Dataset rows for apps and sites
------------------------------------------------------------

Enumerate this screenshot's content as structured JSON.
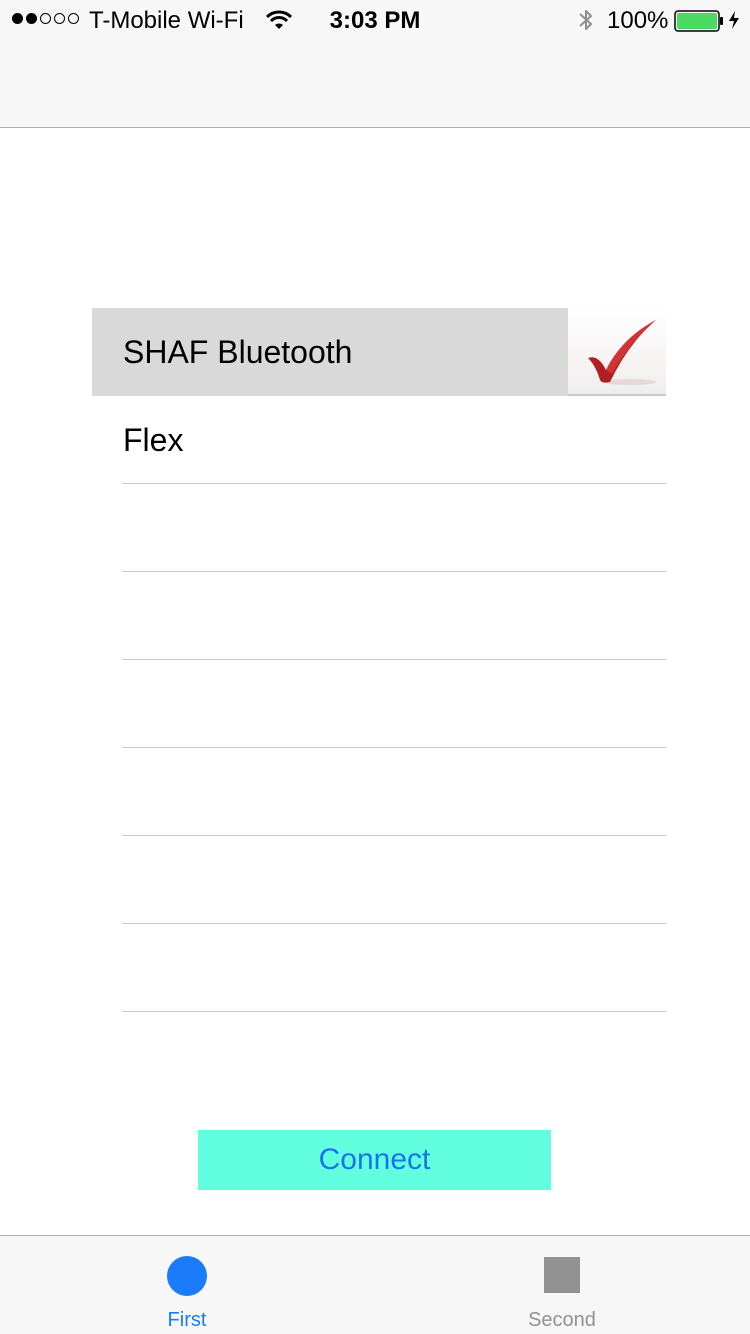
{
  "status_bar": {
    "signal_bars_filled": 2,
    "signal_bars_total": 5,
    "carrier": "T-Mobile Wi-Fi",
    "time": "3:03 PM",
    "battery_percent": "100%",
    "battery_level": 1.0,
    "icons": [
      "wifi-icon",
      "bluetooth-icon",
      "battery-icon",
      "charging-icon"
    ]
  },
  "devices": {
    "selected_index": 0,
    "items": [
      {
        "label": "SHAF Bluetooth",
        "selected": true
      },
      {
        "label": "Flex",
        "selected": false
      },
      {
        "label": "",
        "selected": false
      },
      {
        "label": "",
        "selected": false
      },
      {
        "label": "",
        "selected": false
      },
      {
        "label": "",
        "selected": false
      },
      {
        "label": "",
        "selected": false
      },
      {
        "label": "",
        "selected": false
      }
    ]
  },
  "connect_button": {
    "label": "Connect"
  },
  "tab_bar": {
    "tabs": [
      {
        "label": "First",
        "icon": "circle-icon",
        "active": true
      },
      {
        "label": "Second",
        "icon": "square-icon",
        "active": false
      }
    ]
  },
  "colors": {
    "accent": "#1a7cf9",
    "button_bg": "#61ffe0",
    "selected_row": "#d9d9d9",
    "checkmark": "#b01e22",
    "battery_fill": "#4cd964"
  }
}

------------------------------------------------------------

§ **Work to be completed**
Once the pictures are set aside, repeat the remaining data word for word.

§ **Answer box**
Enumerate this screenshot's content as structured JSON.
{
  "status_bar": {
    "signal_bars_filled": 2,
    "signal_bars_total": 5,
    "carrier": "T-Mobile Wi-Fi",
    "time": "3:03 PM",
    "battery_percent": "100%",
    "battery_level": 1.0,
    "icons": [
      "wifi-icon",
      "bluetooth-icon",
      "battery-icon",
      "charging-icon"
    ]
  },
  "devices": {
    "selected_index": 0,
    "items": [
      {
        "label": "SHAF Bluetooth",
        "selected": true
      },
      {
        "label": "Flex",
        "selected": false
      },
      {
        "label": "",
        "selected": false
      },
      {
        "label": "",
        "selected": false
      },
      {
        "label": "",
        "selected": false
      },
      {
        "label": "",
        "selected": false
      },
      {
        "label": "",
        "selected": false
      },
      {
        "label": "",
        "selected": false
      }
    ]
  },
  "connect_button": {
    "label": "Connect"
  },
  "tab_bar": {
    "tabs": [
      {
        "label": "First",
        "icon": "circle-icon",
        "active": true
      },
      {
        "label": "Second",
        "icon": "square-icon",
        "active": false
      }
    ]
  },
  "colors": {
    "accent": "#1a7cf9",
    "button_bg": "#61ffe0",
    "selected_row": "#d9d9d9",
    "checkmark": "#b01e22",
    "battery_fill": "#4cd964"
  }
}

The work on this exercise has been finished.